The words “provider status” have been a fixture of pharmacy industry discussions for years. But with the onset of the COVID-19 pandemic (now entering its third year), those discussions started to ramp up. How do you get medical resources like testing, treatment, and vaccinations to more people, including those in medically underserved areas? You make health care as accessible as possible.
In April 2021, representative G.K. Butterfield (NC) and 22 co-sponsors introduced H.R. 2759, the Pharmacy and Medically Underserved Areas Enhancement Act. This is a bipartisan bill that provides for Medicare coverage and payment for services rendered by a pharmacist as long as those services (1) are provided in a medically underserved area, and (2) would otherwise be covered under Medicare if they were provided by a physician. H.R. 2759 is the latest of nine different bills that have been proposed over the last twenty years aiming to recognize pharmacies as health care providers.
Pharmacists should have provider status, full stop. And to explain why, first we need to delve a little bit more into what “provider status” really means.
What Exactly Is Provider Status?
On a federal level, “provider status” revolves around access to Medicare Part B, the part of Medicare that covers care from doctors and other health care professionals, outpatient care, and home health care. These pharmacists can bill Medicare Part B for the clinical services they provide, including immunization, point-of-care testing, medication therapy management, smoking cessation, and diabetes management.
Some states, like California, Washington, and Vermont, already give full provider status to pharmacists. Other states, like Illinois, Indiana, and Missouri, allow pharmacists to bill Medicare Part B for some clinical services, but not all — and those services vary from state to state. For instance, only 18 states allow pharmacists to prescribe hormonal contraceptive medications, while 26 states allow pharmacists to provide smoking cessation counseling.
However, the ability to provide care does not necessarily come with the ability to bill for that care. In many states, there are loopholes that make it difficult for pharmacists to get paid for the care they are legally allowed to provide. Some states only allow pharmacists to be reimbursed under state employee health plans or Medicaid. And even in states with full provider status, there is still the issue of billing the medical benefit for services provided — something many pharmacists have little experience doing.
Why Is Provider Status Needed for Pharmacists?

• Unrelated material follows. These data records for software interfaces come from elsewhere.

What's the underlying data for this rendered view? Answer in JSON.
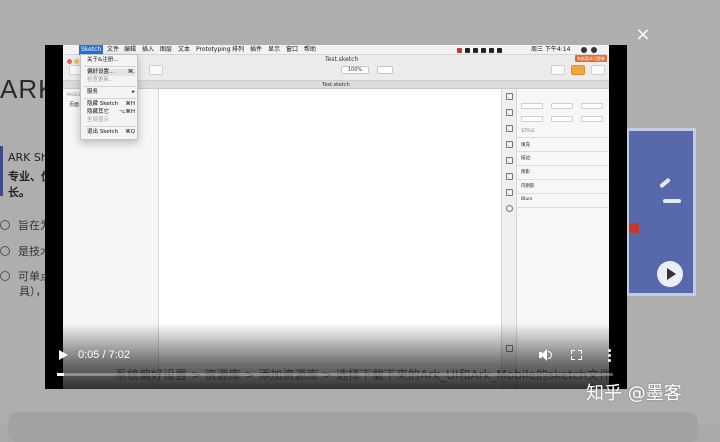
{
  "background_page": {
    "brand": "ARK",
    "intro_line1": "ARK Sha",
    "intro_line2": "专业、优",
    "intro_line3": "长。",
    "features": [
      "旨在为",
      "是技术",
      "可单点",
      "具），"
    ]
  },
  "overlay": {
    "close_label": "×"
  },
  "video": {
    "sketch_screen": {
      "menubar": {
        "apple_glyph": "",
        "app_menu": "Sketch",
        "items": [
          "文件",
          "编辑",
          "插入",
          "图层",
          "文本",
          "Prototyping",
          "排列",
          "插件",
          "显示",
          "窗口",
          "帮助"
        ],
        "clock": "周三 下午4:14"
      },
      "window_title": "Test.sketch",
      "document_tab": "Test.sketch",
      "zoom_level": "100%",
      "update_badge": "有新版本可更新",
      "left_pane": {
        "header": "PAGES",
        "page": "页面"
      },
      "app_menu_dropdown": [
        {
          "label": "关于&注册…",
          "shortcut": "",
          "disabled": false
        },
        {
          "label": "偏好设置…",
          "shortcut": "⌘,",
          "disabled": false,
          "highlighted": true
        },
        {
          "label": "检查更新…",
          "shortcut": "",
          "disabled": true
        },
        {
          "label": "服务",
          "shortcut": "▸",
          "disabled": false
        },
        {
          "label": "隐藏 Sketch",
          "shortcut": "⌘H",
          "disabled": false
        },
        {
          "label": "隐藏其它",
          "shortcut": "⌥⌘H",
          "disabled": false
        },
        {
          "label": "全部显示",
          "shortcut": "",
          "disabled": true
        },
        {
          "label": "退出 Sketch",
          "shortcut": "⌘Q",
          "disabled": false
        }
      ],
      "inspector": {
        "style_header": "STYLE",
        "rows": [
          "填充",
          "描边",
          "阴影",
          "内阴影",
          "Blurs"
        ]
      }
    },
    "subtitle": "系统偏好设置 > 资源库 > 添加资源库 > 选择下载下来的Ark_UI和Ark_Mobile的sketch文件",
    "current_time": "0:05",
    "duration": "7:02",
    "time_display": "0:05 / 7:02",
    "progress_fraction": 0.012
  },
  "watermark": "知乎 @墨客",
  "colors": {
    "accent_blue": "#2d6fd6",
    "badge_orange": "#e96a2e",
    "brand_navy": "#3c4a8c"
  }
}
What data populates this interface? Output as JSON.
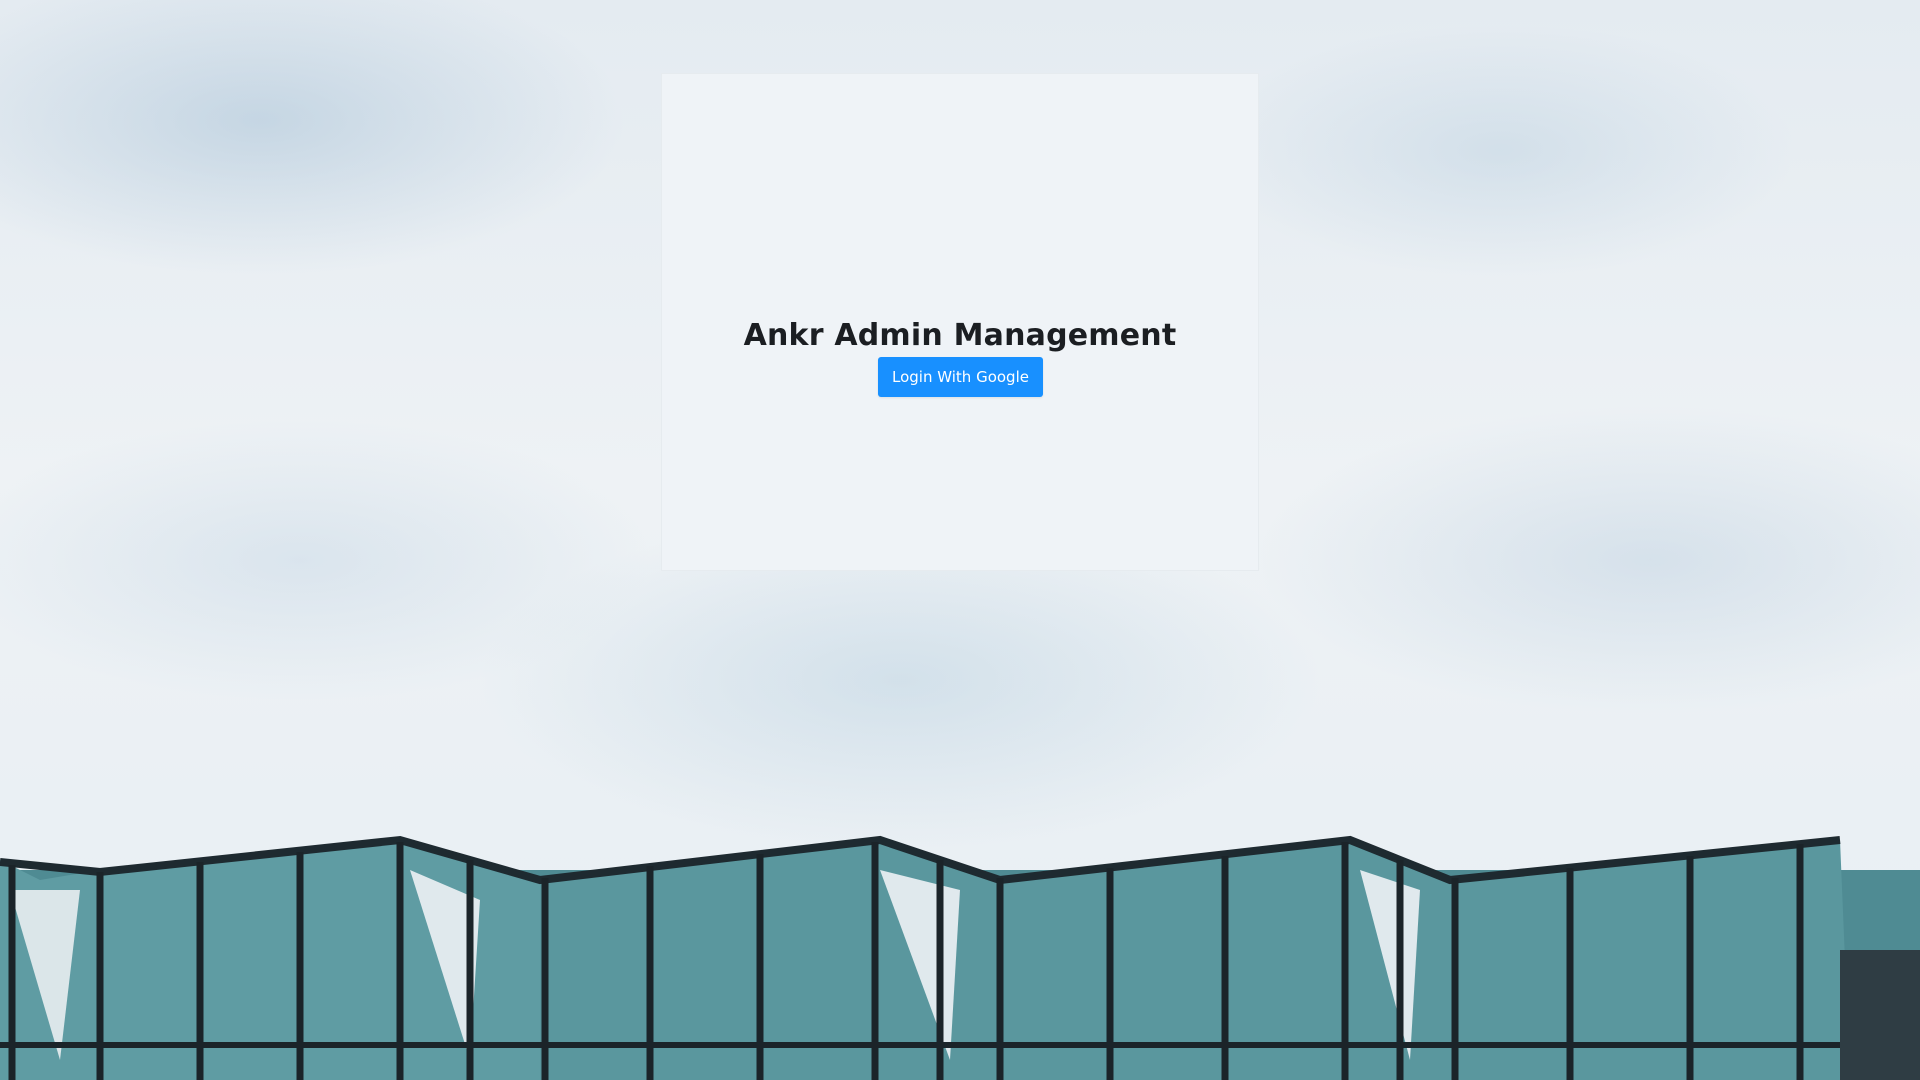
{
  "page": {
    "title": "Ankr Admin Management"
  },
  "login": {
    "button_label": "Login With Google",
    "accent_color": "#1890ff"
  },
  "background": {
    "description_icon": "sky-building-photo"
  }
}
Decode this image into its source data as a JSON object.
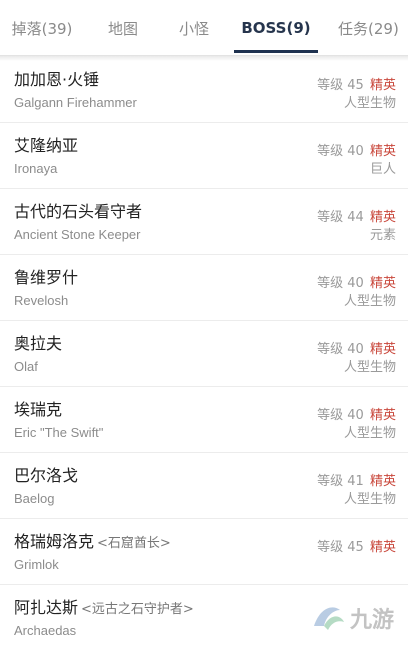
{
  "tabs": [
    {
      "label": "掉落(39)"
    },
    {
      "label": "地图"
    },
    {
      "label": "小怪"
    },
    {
      "label": "BOSS(9)"
    },
    {
      "label": "任务(29)"
    }
  ],
  "active_tab": "BOSS(9)",
  "bosses": [
    {
      "name": "加加恩·火锤",
      "name_en": "Galgann Firehammer",
      "level_text": "等级 45",
      "rank": "精英",
      "type": "人型生物"
    },
    {
      "name": "艾隆纳亚",
      "name_en": "Ironaya",
      "level_text": "等级 40",
      "rank": "精英",
      "type": "巨人"
    },
    {
      "name": "古代的石头看守者",
      "name_en": "Ancient Stone Keeper",
      "level_text": "等级 44",
      "rank": "精英",
      "type": "元素"
    },
    {
      "name": "鲁维罗什",
      "name_en": "Revelosh",
      "level_text": "等级 40",
      "rank": "精英",
      "type": "人型生物"
    },
    {
      "name": "奥拉夫",
      "name_en": "Olaf",
      "level_text": "等级 40",
      "rank": "精英",
      "type": "人型生物"
    },
    {
      "name": "埃瑞克",
      "name_en": "Eric \"The Swift\"",
      "level_text": "等级 40",
      "rank": "精英",
      "type": "人型生物"
    },
    {
      "name": "巴尔洛戈",
      "name_en": "Baelog",
      "level_text": "等级 41",
      "rank": "精英",
      "type": "人型生物"
    },
    {
      "name": "格瑞姆洛克",
      "name_sub": "<石窟酋长>",
      "name_en": "Grimlok",
      "level_text": "等级 45",
      "rank": "精英",
      "type": ""
    },
    {
      "name": "阿扎达斯",
      "name_sub": "<远古之石守护者>",
      "name_en": "Archaedas",
      "level_text": "",
      "rank": "",
      "type": ""
    }
  ],
  "watermark": {
    "icon": "jiuyou-logo-icon",
    "text": "九游"
  },
  "colors": {
    "active_tab": "#26354d",
    "elite": "#c9473b",
    "underline": "#1f3250"
  }
}
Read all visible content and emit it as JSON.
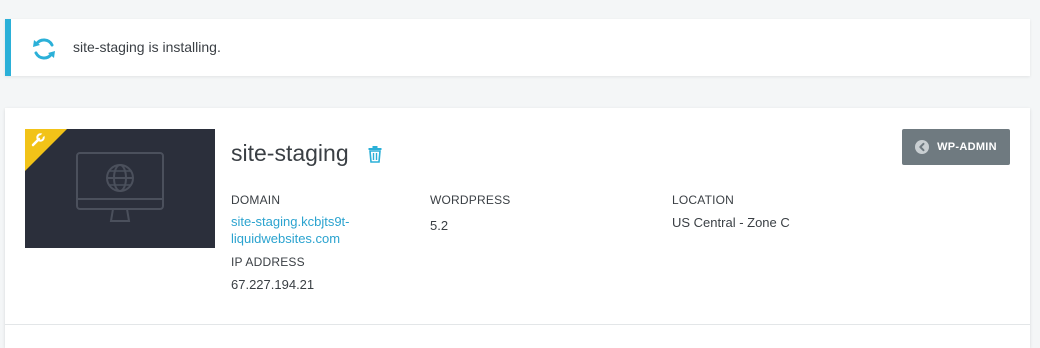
{
  "notice": {
    "message": "site-staging is installing.",
    "icon": "sync-icon",
    "accent_color": "#2bb0d8"
  },
  "site": {
    "name": "site-staging",
    "badge_icon": "wrench-icon",
    "badge_color": "#f2c318",
    "domain_label": "DOMAIN",
    "domain_line1": "site-staging.kcbjts9t-",
    "domain_line2": "liquidwebsites.com",
    "ip_label": "IP ADDRESS",
    "ip_value": "67.227.194.21",
    "wordpress_label": "WORDPRESS",
    "wordpress_value": "5.2",
    "location_label": "LOCATION",
    "location_value": "US Central - Zone C",
    "wp_admin_label": "WP-ADMIN",
    "link_color": "#2ba3cf"
  }
}
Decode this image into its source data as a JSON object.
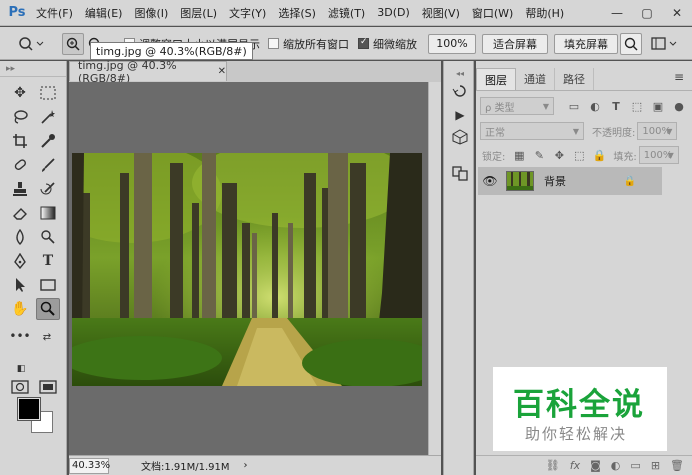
{
  "app": {
    "logo": "Ps"
  },
  "menu": [
    "文件(F)",
    "编辑(E)",
    "图像(I)",
    "图层(L)",
    "文字(Y)",
    "选择(S)",
    "滤镜(T)",
    "3D(D)",
    "视图(V)",
    "窗口(W)",
    "帮助(H)"
  ],
  "window_controls": {
    "minimize": "—",
    "restore": "▢",
    "close": "✕"
  },
  "options": {
    "resize_window_label": "调整窗口大小以满屏显示",
    "zoom_all_windows_label": "缩放所有窗口",
    "scrubby_zoom_label": "细微缩放",
    "scrubby_zoom_checked": true,
    "zoom_100_label": "100%",
    "fit_screen_label": "适合屏幕",
    "fill_screen_label": "填充屏幕"
  },
  "tooltip": "timg.jpg @ 40.3%(RGB/8#)",
  "document": {
    "tab_title": "timg.jpg @ 40.3%(RGB/8#)",
    "tab_close": "✕",
    "zoom_value": "40.33%",
    "doc_info": "文档:1.91M/1.91M",
    "status_arrow": "›"
  },
  "tools_header": "▸▸",
  "tools_more": "•••",
  "layers_panel": {
    "tabs": [
      "图层",
      "通道",
      "路径"
    ],
    "kind_filter": "ρ 类型",
    "blend_mode": "正常",
    "opacity_label": "不透明度:",
    "opacity_value": "100%",
    "lock_label": "锁定:",
    "fill_label": "填充:",
    "fill_value": "100%",
    "layers": [
      {
        "name": "背景",
        "visible": true,
        "locked": true
      }
    ],
    "bottom_icons": [
      "link-icon",
      "fx-icon",
      "mask-icon",
      "adjustment-icon",
      "group-icon",
      "new-layer-icon",
      "trash-icon"
    ],
    "fx_label": "fx"
  },
  "watermark": {
    "title": "百科全说",
    "subtitle": "助你轻松解决"
  },
  "colors": {
    "foreground": "#000000",
    "background": "#ffffff",
    "watermark_green": "#1aa33a",
    "ps_blue": "#2b6fb8"
  }
}
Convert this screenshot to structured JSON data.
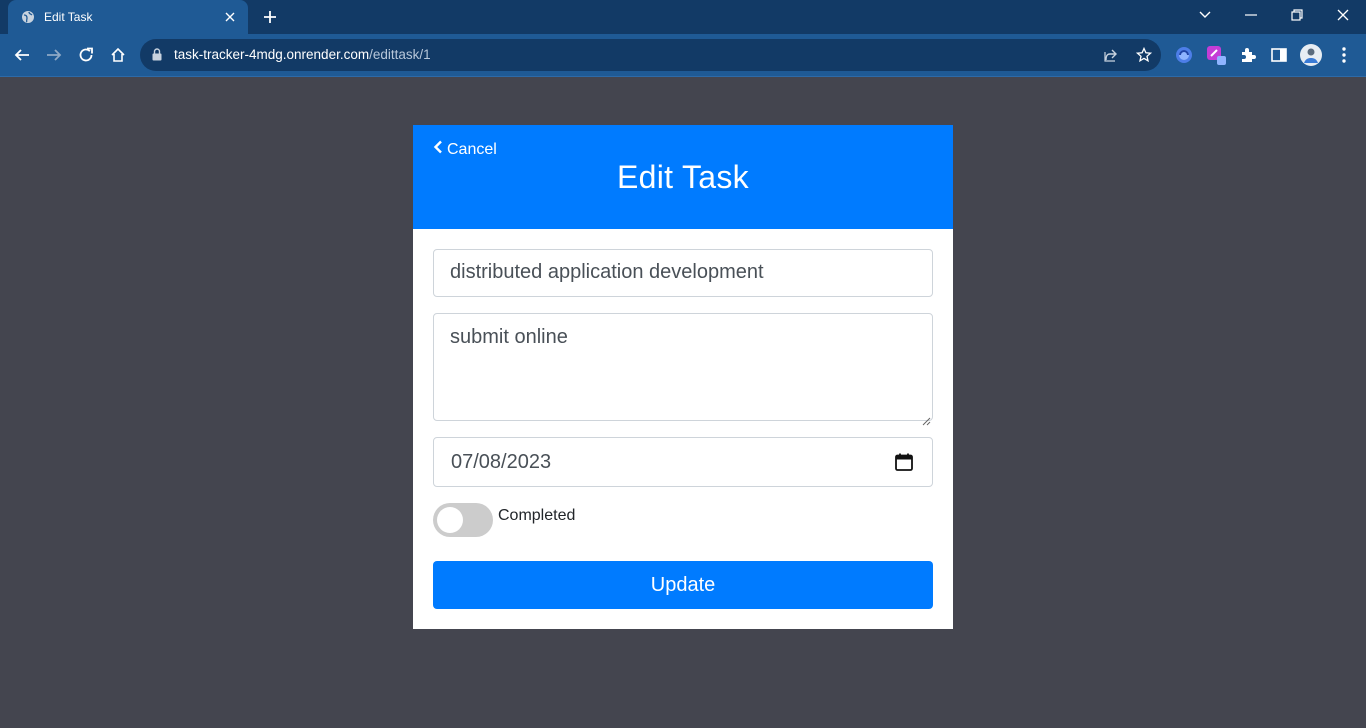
{
  "browser": {
    "tab": {
      "title": "Edit Task",
      "favicon": "globe-icon"
    },
    "address_bar": {
      "host": "task-tracker-4mdg.onrender.com",
      "path": "/edittask/1"
    },
    "icons": [
      "back-icon",
      "forward-icon",
      "reload-icon",
      "home-icon",
      "lock-icon",
      "share-icon",
      "star-icon",
      "extension-icon",
      "puzzle-icon",
      "side-panel-icon",
      "profile-avatar",
      "more-icon"
    ]
  },
  "page": {
    "header": {
      "cancel_label": "Cancel",
      "title": "Edit Task"
    },
    "form": {
      "title_value": "distributed application development",
      "description_value": "submit online",
      "date_value": "07/08/2023",
      "completed_label": "Completed",
      "completed": false,
      "submit_label": "Update"
    }
  },
  "colors": {
    "page_background": "#44454f",
    "accent": "#007bff",
    "browser_frame": "#123a66",
    "browser_toolbar": "#1f5a95"
  }
}
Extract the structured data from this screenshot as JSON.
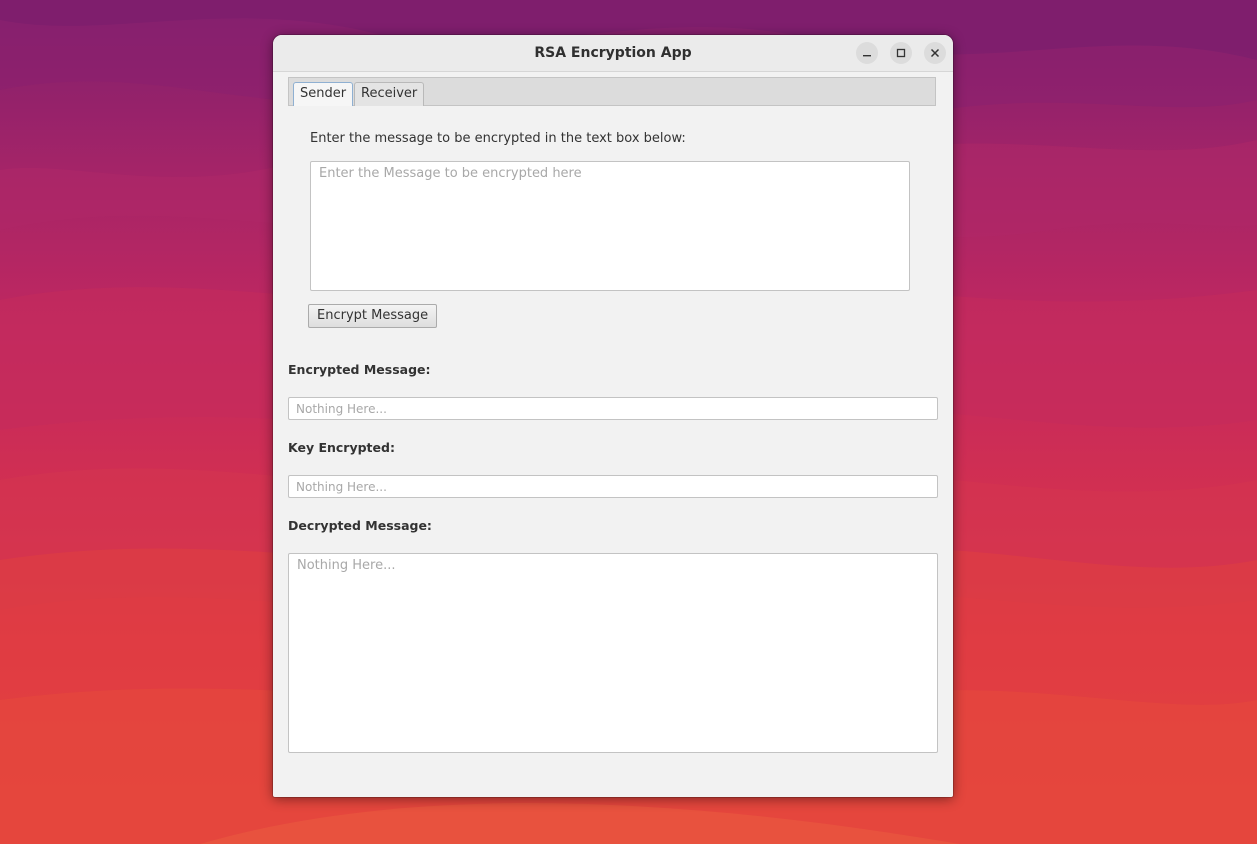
{
  "window": {
    "title": "RSA Encryption App",
    "controls": {
      "minimize": "minimize-icon",
      "maximize": "maximize-icon",
      "close": "close-icon"
    }
  },
  "tabs": [
    {
      "label": "Sender",
      "active": true
    },
    {
      "label": "Receiver",
      "active": false
    }
  ],
  "sender": {
    "instruction": "Enter the message to be encrypted in the text box below:",
    "message_input": {
      "value": "",
      "placeholder": "Enter the Message to be encrypted here"
    },
    "encrypt_button": "Encrypt Message",
    "encrypted_label": "Encrypted Message:",
    "encrypted_field": {
      "value": "",
      "placeholder": "Nothing Here..."
    },
    "key_label": "Key Encrypted:",
    "key_field": {
      "value": "",
      "placeholder": "Nothing Here..."
    },
    "decrypted_label": "Decrypted Message:",
    "decrypted_field": {
      "value": "",
      "placeholder": "Nothing Here..."
    }
  },
  "colors": {
    "window_bg": "#f2f2f2",
    "titlebar_bg": "#ebebeb",
    "tab_active_border": "#8fb0d2",
    "placeholder": "#a8a8a8"
  }
}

Pharmacies are the most accessible health care provider. 90 percent of people in the U.S. live within five miles of a pharmacy, and pharmacists have the training and the licensure to do more than simply dispense medication. In medically underserved areas, a community pharmacy might be the only health care provider for miles. While this isn’t typically an issue in larger cities, larger cities don’t make up the majority of the country. There isn’t always a doctor a few minutes away or a hospital on the other side of town, and the people who live in those areas deserve access to care as much as anyone else.
When a pharmacist has provider status, all kinds of doors open up not only for the pharmacy, but also for the community. With provider status, pharmacists can provide dozens of clinical services that will save patients a trip to the doctor, including point-of-care testing, immunizations, and medication therapy management. They can even reach out to community members who might have a hard time making it to the pharmacy with telehealth appointments for services than can be conducted over a video call.
Basically, pharmacists need provider status because their patients will benefit.
What Happens Next?
Conversations are still happening, and H.R. 2759 picked up its most recent co-sponsor as recently as January 2022, so it’s still not dead in the water. Pharmacists all over the country are calling and writing to their local representatives and asking them for help. Not sure how to get in touch with your state representatives? House.gov can help you with that. If we make enough noise, they can’t ignore us.
Provider status is the ticket to pharmacists being recognized (and paid) as health care providers. It’s also a way to bring much-needed health care services to people in underserved areas. And — full disclosure — there are a lot more medically underserved areas than you think.
When pharmacists have provider status, everybody wins. Let’s make it happen.